“As a busy photographer, I want updates on stock availability so that I won’t waste time going in-store just to find out that everything is gone.”
Katherine, age 32, photographer, moved to Vancouver 1 month ago and is looking for some home decorations for her new house. She has visited Main Street twice and is attracted by its quality and vibes. She prefers shopping in-store because she can feel the material and visualize how the products would go along with other decorations. But as Katherine is busy settling down, she spends more time shopping online, although she would still choose to pick up her purchases in-person to avoid dealing with delivery and returns.
03 Solution: Design
To prevent the recurring problem of customers not knowing when the products are out of stock, I have created a stock availability update for each product. Customers could easily access the information when they hover over individual items on the items page.
3D Virtual Home Decoration
I have created a 3D virtual home decoration tool for customers to visualize how a product would appear in real-life settings e.g. their bedrooms. This helps compensate for the missing positive experiences e.g. feeling the material of a product, inspecting the size etc during in-store shopping.
Easy & Flexible Return Policy
I have designed a flexible policy that minimizes the friction and steps required to return any products. Customers can choose from multiple drop-off points including neighborhood convenience stores or at Amazon locker-type facilities or Uber Rush — a courier service for deliveries.
A user-friendly e-commerce website should provide users with the information of their concern before they are conscious and spend time looking for it. With that in mind, I have created a button that would attract users to land on the return policy page, and a tagline We Care with a heart-shaped logo.
You can also check out my prototype here.
I conducted 9 user testing using the low fidelity paper prototypes. 5/9 users were unable to find the shop menu from the front page. On top of that 7/9 thought an extra click to start shopping is rather unnecessary. I therefore reiterated the design by putting the product categories on the landing page.
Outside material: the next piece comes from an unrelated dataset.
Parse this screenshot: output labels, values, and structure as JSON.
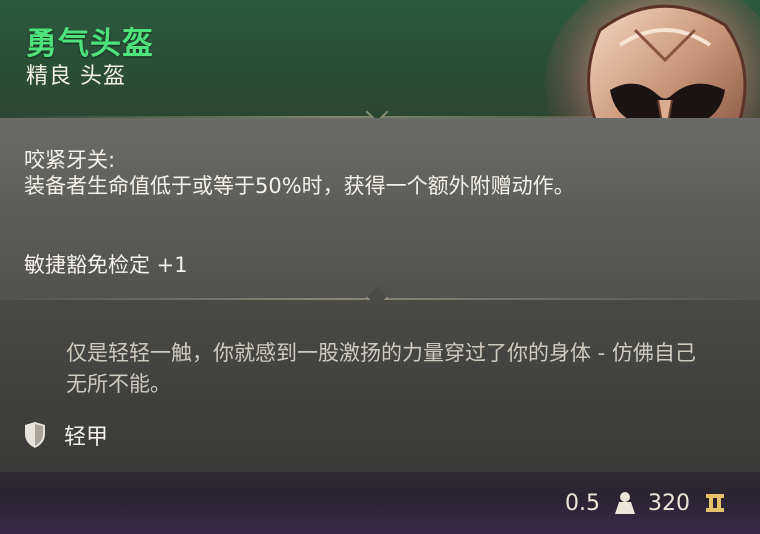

From minimalist table lamps and locally sourced ceramics to handcrafts tote bags, Main Street is a shopper’s paradise. The success of Main Street is largely driven by bringing people together — whether it is shopping in a boutique store, chilling in a cafe on a Saturday afternoon or taking a stroll down the street, therefore it is even more important to make it as easy and friction-less as possible for users who is wishing to connect and engage with the community online. And sometimes a change as small as enlarging a button or changing the position of an icon can make a difference.